I was lucky but I know that I am not quite who I was. I hesitate and retreat. I am not sure what to say or why. I think about brain death, about losing words, about the effects of isolation. I worry about falling again. And I manage myself like a difficult child. I carry food and water and a book to read. I evaluate the sensory environment, monitor soundscapes. I make sure I have an exit strategy for events. I plan my day around my brain.

I DON’T KNOW IF I HAVE LOST MEMORIES. How would I know? All the words seem to be there, all the math I need, how to get from one place to another. But my memory of the past has never been strong. When I went to my 25th high school reunion, I recognized the names of classmates and even some of their faces. But except for my closest friends, I had no memory of interacting with them as people. You must remember Linda, my best friend said, she fainted in class all the time. But I did not remember her at all, though I remember the mercury in chemistry class, how the silver liquid rolled and split and then coated someone’s class ring. I remember designing a poster for the senior play. The plaid headscarf on the girl who had mange. The taste of the onion rings at the Big Boy drive-in. And so much of my past is like that: small bright chunks of exquisite detail with oceans of darkness in between. How would I know if some of that darkness, the concealed or dim memories that never made it into poems or the stories I tell people, how would I know if those were gone?

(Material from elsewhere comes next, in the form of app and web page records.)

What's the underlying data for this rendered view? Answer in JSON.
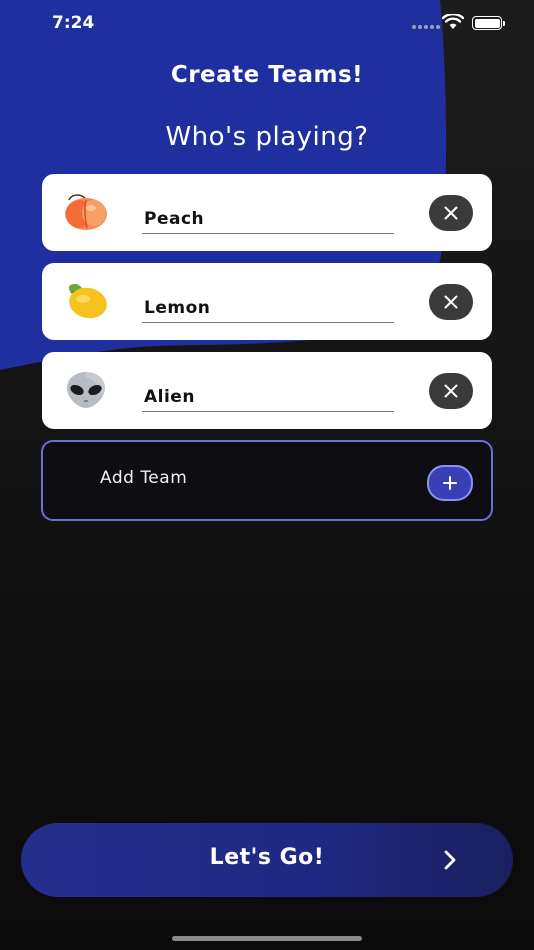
{
  "status_bar": {
    "time": "7:24"
  },
  "header": {
    "title": "Create Teams!",
    "subtitle": "Who's playing?"
  },
  "teams": [
    {
      "name": "Peach",
      "icon": "peach-icon"
    },
    {
      "name": "Lemon",
      "icon": "lemon-icon"
    },
    {
      "name": "Alien",
      "icon": "alien-icon"
    }
  ],
  "add_team": {
    "label": "Add Team"
  },
  "footer": {
    "go_label": "Let's Go!"
  },
  "colors": {
    "accent_blue": "#1f2fa0",
    "card_bg": "#ffffff",
    "remove_btn": "#3a3a3a",
    "add_border": "#6b6fd6"
  }
}
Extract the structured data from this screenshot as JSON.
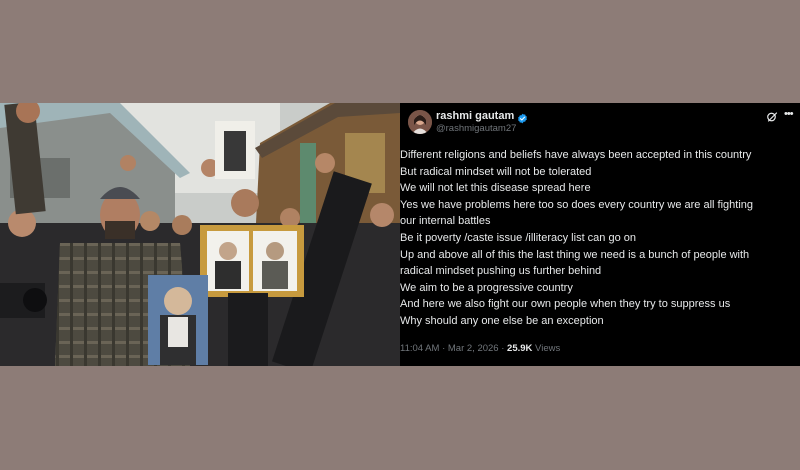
{
  "tweet": {
    "display_name": "rashmi gautam",
    "handle": "@rashmigautam27",
    "lines": [
      "Different religions and beliefs have always been accepted in this country",
      "But radical mindset will not be tolerated",
      "We will not let this disease spread here",
      "Yes we have problems here too so does every country we are all fighting",
      "our internal battles",
      "Be it poverty /caste issue /illiteracy list can go on",
      "Up and above all of this the last thing we need is a bunch of people with",
      "radical mindset pushing us further behind",
      "We aim to be a progressive country",
      "And here we also fight our own people when they try to suppress us",
      "Why should any one else be an exception"
    ],
    "time": "11:04 AM",
    "separator": " · ",
    "date": "Mar 2, 2026",
    "views": "25.9K",
    "views_label": "Views",
    "verified_color": "#1d9bf0",
    "icons": [
      "verified-badge-icon",
      "grok-icon",
      "more-options-icon"
    ]
  },
  "colors": {
    "page_background": "#8d7c77",
    "tweet_background": "#000000",
    "text": "#e7e9ea",
    "secondary_text": "#71767b"
  }
}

I do know that my sense of time-shifted and then shifted back. I didn’t notice that until recently, when a 20-minute drive to doggie daycare suddenly seemed like a 20-minute drive, like nothing, just a few songs on the radio. Instead of a trek, a journey, something needing forethought and vigilance and endurance. During the worst of the concussion, everything seemed to take longer, though not in a way that made me impatient. Just that the steps in things became visible to me as my brain took account of them. That look in the rear-view mirror. Turning the stove off. Putting the detergent in the washer. Twisting the cap off the milk jug. My brain noticed every move I made. It was as if I were living in a foreign language and putting together sentences from a phrase book.

I wish I could have translated that language for the neurologist. I wanted to tell him that what I felt in the brain was not just cognitive but physical. That when I said it crackled, I meant the material of my brain sizzled with electricity. That the confusion was also a bruise or a pulled muscle. That there’s a place on my forehead that feels like I walked into a freezer door. A place that is not where my head hit the ground.

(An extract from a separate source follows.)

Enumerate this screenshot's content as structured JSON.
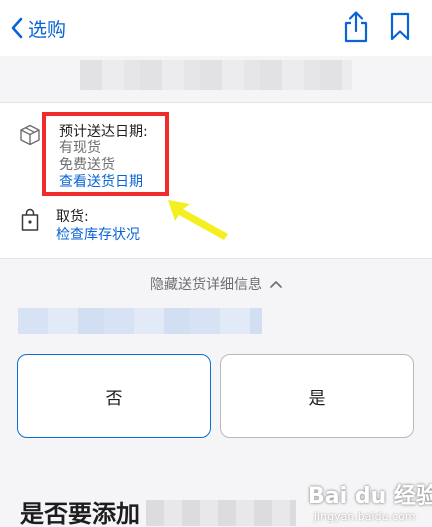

THE BRAIN IS HEAVY and dense and cushioned by spinal fluid. The skull is hard. All of this protects the brain, but also makes it vulnerable. When faced with an impact, the brain keeps moving until it hits bone.

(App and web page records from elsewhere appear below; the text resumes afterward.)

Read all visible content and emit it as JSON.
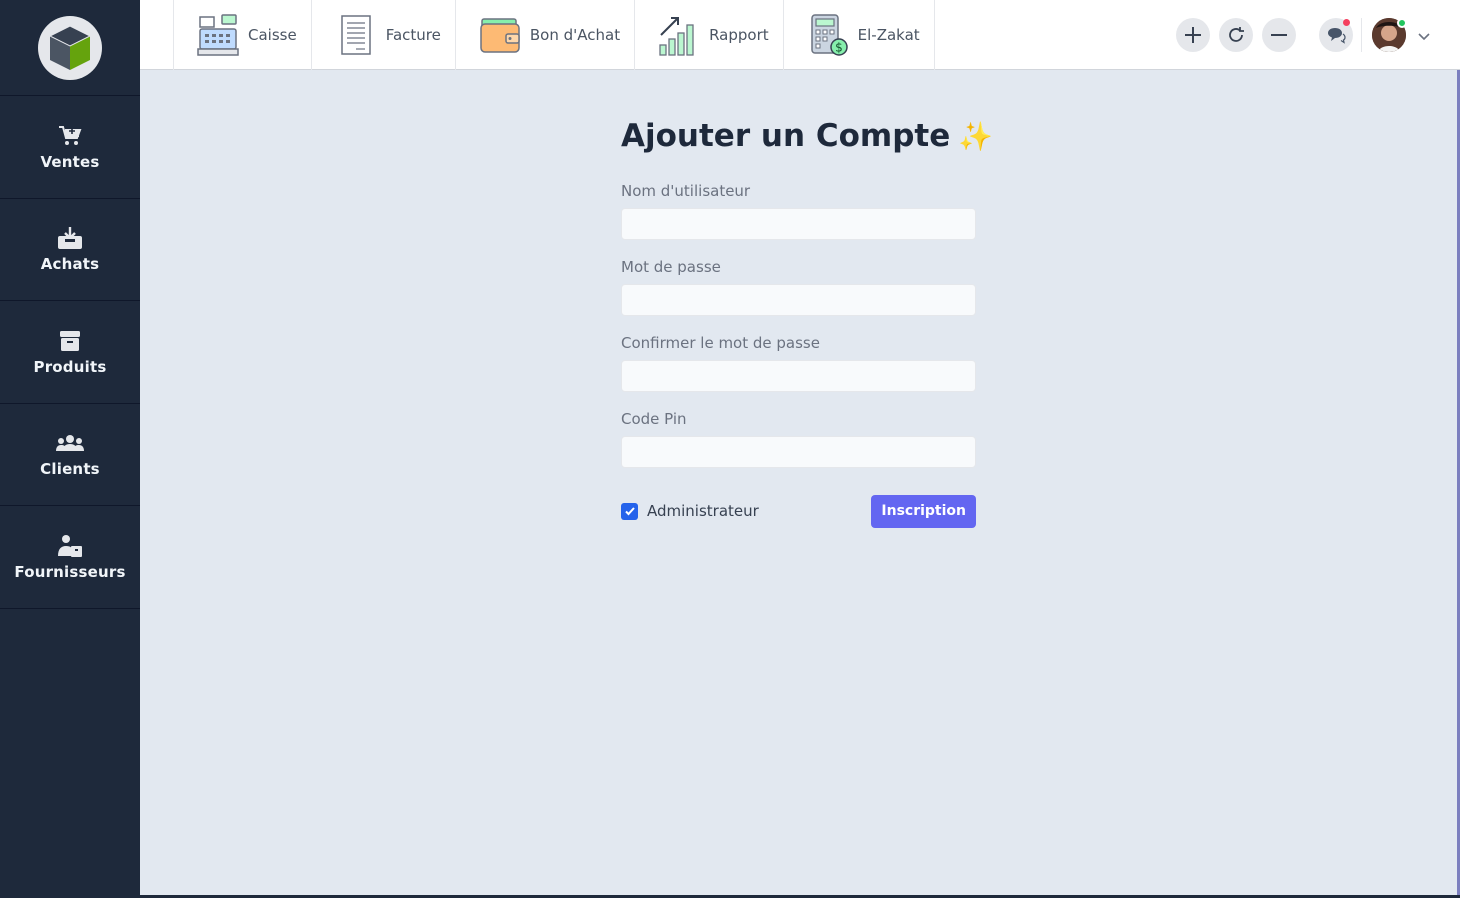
{
  "sidebar": {
    "logo": "cube-logo",
    "items": [
      {
        "label": "Ventes",
        "icon": "cart-icon"
      },
      {
        "label": "Achats",
        "icon": "inbox-download-icon"
      },
      {
        "label": "Produits",
        "icon": "archive-box-icon"
      },
      {
        "label": "Clients",
        "icon": "users-icon"
      },
      {
        "label": "Fournisseurs",
        "icon": "supplier-icon"
      }
    ]
  },
  "topnav": {
    "items": [
      {
        "label": "Caisse",
        "icon": "cash-register-icon"
      },
      {
        "label": "Facture",
        "icon": "invoice-icon"
      },
      {
        "label": "Bon d'Achat",
        "icon": "wallet-icon"
      },
      {
        "label": "Rapport",
        "icon": "growth-chart-icon"
      },
      {
        "label": "El-Zakat",
        "icon": "calculator-icon"
      }
    ],
    "tools": [
      "plus-icon",
      "refresh-icon",
      "minus-icon",
      "chat-icon",
      "avatar",
      "chevron-down-icon"
    ]
  },
  "form": {
    "title": "Ajouter un Compte",
    "title_emoji": "✨",
    "fields": [
      {
        "label": "Nom d'utilisateur",
        "value": "",
        "placeholder": ""
      },
      {
        "label": "Mot de passe",
        "value": "",
        "placeholder": ""
      },
      {
        "label": "Confirmer le mot de passe",
        "value": "",
        "placeholder": ""
      },
      {
        "label": "Code Pin",
        "value": "",
        "placeholder": ""
      }
    ],
    "admin_checkbox": {
      "label": "Administrateur",
      "checked": true
    },
    "submit_label": "Inscription"
  },
  "colors": {
    "sidebar_bg": "#1e293b",
    "content_bg": "#e2e8f0",
    "accent": "#6366f1",
    "checkbox": "#2563eb"
  }
}
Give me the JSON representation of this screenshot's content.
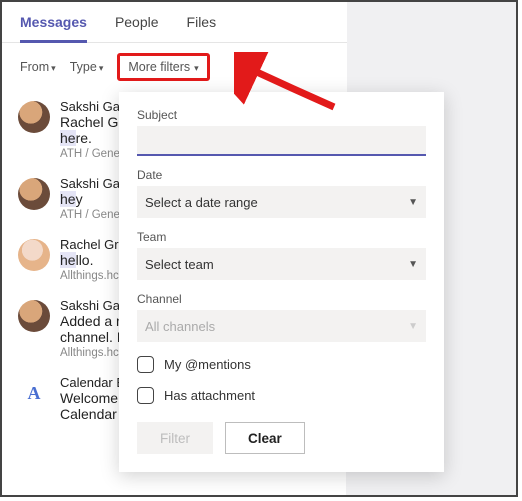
{
  "tabs": {
    "messages": "Messages",
    "people": "People",
    "files": "Files"
  },
  "filterbar": {
    "from": "From",
    "type": "Type",
    "more": "More filters"
  },
  "messages": [
    {
      "name": "Sakshi Garg",
      "pre": "Rachel Gre",
      "hl": "he",
      "post": "re.",
      "loc": "ATH / Gene"
    },
    {
      "name": "Sakshi Garg",
      "pre": "",
      "hl": "he",
      "post": "y",
      "loc": "ATH / Gene"
    },
    {
      "name": "Rachel Gree",
      "pre": "",
      "hl": "he",
      "post": "llo.",
      "loc": "Allthings.hc"
    },
    {
      "name": "Sakshi Garg",
      "pre": "Added a n",
      "hl": "",
      "post": "channel. H",
      "loc": "Allthings.hc"
    },
    {
      "name": "Calendar BO",
      "pre": "Welcome",
      "hl": "",
      "post": "Calendar Bot. I can help you view",
      "loc": ""
    }
  ],
  "panel": {
    "lbl_subject": "Subject",
    "subject_val": "",
    "lbl_date": "Date",
    "date_sel": "Select a date range",
    "lbl_team": "Team",
    "team_sel": "Select team",
    "lbl_channel": "Channel",
    "channel_sel": "All channels",
    "chk_mentions": "My @mentions",
    "chk_attach": "Has attachment",
    "btn_filter": "Filter",
    "btn_clear": "Clear"
  },
  "icons": {
    "calendar_glyph": "A"
  }
}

I think about the spiral galaxy inside my head; how those long arms of stars spark and fly outward. The surreal staircases of poetry. The corridors I walk in dreams. How tenuous it all is, the sense-making, the creation of new thoughts, the mechanisms of memory. How it all depends on not falling into the holes we can’t see.

I think about the split second when balance goes and you come crashing down. How the whole universe of your self is in peril at that moment: the brain and skull and earth reduced to a singularity, a narrowing of reality followed by something explosive or shattering or a just blinding light.

How everything on the other side of that moment is different.

Patti White is the author of four collections of poems, Tackle Box (2002), Yellow Jackets (2007), Chain Link Fence (2013), and Pink Motel (2017), all from Anhinga Press. Her poetry has appeared in journals including Iowa Review, North American Review, River Styx, Nimrod, DIAGRAM, Forklift OhioMissouri ReviewParcelMcNeese ReviewSlippery ElmVine LeavesWaccamaw, and New Madrid; her nonfiction in Gulf Coast, Miracle Monocle, and Mulberry Fork Review. Her most recent publication is Particularly Dangerous Situation (Arc Pair Press, 2020), an experimental novella. She lives in Tuscaloosa, Alabama.